Both of these FTSE 100 retailers face tough trading conditions, but is either firm a buy? In this piece I’ll take a closer look at each firm in the light of today’s figures.
Better than expected
Like-for-like (LFL) sales rose by 2% at Morrisons during the second quarter, meaning that the supermarket has now delivered three consecutive quarters of LFL growth. In a market where food prices are falling, that’s a fairly impressive achievement.
Total sales were almost unchanged at £8.03bn, while underlying pre-tax profit rose by 11% to £157m. Underlying earnings per share rose by 35% to 5.04p, while net debt fell by £477m to £1,269m.
Shareholders will be rewarded by an increase in the interim dividend, which rises 5.3% to 1.58p.
What’s the secret?
The secret to Morrisons’ LFL success appears to be attracting customers into stores more often, however little they buy. Like-for-like transaction numbers rose by 4.3% during the second quarter, while the average number of items per basket fell by 5%.
The other key aspect of Morrison’s strong performance is the group’s cash generation. Free cash flow was £558m during the first half — that’s four times reported pre-tax profit.
You might be wondering how this is even possible. The answer is that chief executive David Potts has reduced the amount of cash needed to run the business — a figure that’s known as working capital. As a result, Morrisons now gets more cash in from customers before it has to pay its own suppliers.
Historically, its working capital was high when compared to Tesco and J Sainsbury. But working capital has fallen by £318m so far this year, and by £872m over the last 2.5 years. The group is targeting a total improvement of £1bn, which I estimate would put Morrison on a level with Sainsbury and Tesco.
I’m impressed with Morrison’s performance, but I feel that at on a forecast P/E of about 18, the shares may be approaching their fair value.
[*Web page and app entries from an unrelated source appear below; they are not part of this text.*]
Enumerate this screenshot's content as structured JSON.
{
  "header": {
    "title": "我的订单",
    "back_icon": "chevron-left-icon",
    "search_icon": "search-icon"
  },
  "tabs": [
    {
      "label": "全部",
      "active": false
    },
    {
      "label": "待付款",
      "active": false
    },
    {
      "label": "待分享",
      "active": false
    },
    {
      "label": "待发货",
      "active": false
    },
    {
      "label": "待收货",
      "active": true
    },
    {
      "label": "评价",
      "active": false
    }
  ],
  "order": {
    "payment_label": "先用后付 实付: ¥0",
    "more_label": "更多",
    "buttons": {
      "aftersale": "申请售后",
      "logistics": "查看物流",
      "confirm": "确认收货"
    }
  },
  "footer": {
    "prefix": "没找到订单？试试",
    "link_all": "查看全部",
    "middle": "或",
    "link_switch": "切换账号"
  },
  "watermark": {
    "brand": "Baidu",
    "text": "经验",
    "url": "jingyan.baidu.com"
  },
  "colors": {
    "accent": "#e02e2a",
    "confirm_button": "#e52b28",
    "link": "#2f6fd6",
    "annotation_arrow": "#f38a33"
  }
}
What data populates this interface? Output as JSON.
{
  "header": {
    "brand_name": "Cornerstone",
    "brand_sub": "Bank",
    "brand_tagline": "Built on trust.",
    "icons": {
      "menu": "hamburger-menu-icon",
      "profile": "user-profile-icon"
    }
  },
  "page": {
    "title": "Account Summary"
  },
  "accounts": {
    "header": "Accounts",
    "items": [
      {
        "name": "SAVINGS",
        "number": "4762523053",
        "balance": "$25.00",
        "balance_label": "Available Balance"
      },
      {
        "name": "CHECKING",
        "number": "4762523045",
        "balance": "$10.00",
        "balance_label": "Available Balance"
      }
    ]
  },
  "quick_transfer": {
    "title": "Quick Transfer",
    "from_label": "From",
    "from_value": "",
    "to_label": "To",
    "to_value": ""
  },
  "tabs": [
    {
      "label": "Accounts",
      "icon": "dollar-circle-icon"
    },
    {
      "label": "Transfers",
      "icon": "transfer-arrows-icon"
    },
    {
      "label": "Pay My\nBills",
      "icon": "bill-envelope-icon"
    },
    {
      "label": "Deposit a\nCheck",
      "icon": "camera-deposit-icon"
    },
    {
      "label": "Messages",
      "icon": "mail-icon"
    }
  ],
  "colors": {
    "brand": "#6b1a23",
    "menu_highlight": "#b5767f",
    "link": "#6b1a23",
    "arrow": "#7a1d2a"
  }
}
I’d hold.
A high street buy?
Investors may have been hoping that Next would beat its own forecasts this morning, as it often has done in the past. But the group’s results were pretty much as expected. While Next group sales rose by 2.6% to £1,957.1m, pre-tax profit fell by 1.5% to £342.1m.
The impact of share buybacks was enough to lift earnings per share by 0.8% to 188.6p, while the interim dividend was unchanged at 53p per share. Next shares fell by 3% in early trading, but what do today’s results really show?
The group’s mail order Directory business is trading well. Profits were up by 10.9%, thanks to a 7.1% rise in sales. High street conditions are much tougher. Retail sales were flat while store profits fell by 16.8% to £133m.
Perhaps the biggest surprise in today’s results is that Next is planning to combat falling like-for-like store sales by opening new stores totalling 350,000 square feet.
I’m not sure if this strategy will be successful. Next’s growth appears to be levelling off, but the group remains very profitable. The shares now trade on a forecast P/E of about 12, with a prospective dividend yield of 4%. This could be a buying opportunity.
Roland Head owns shares of Tesco and Wm Morrison Supermarkets. The Motley Fool UK has no position in any of the shares mentioned. We Fools don't all hold the same opinions, but we all believe that considering a diverse range of insights makes us better investors.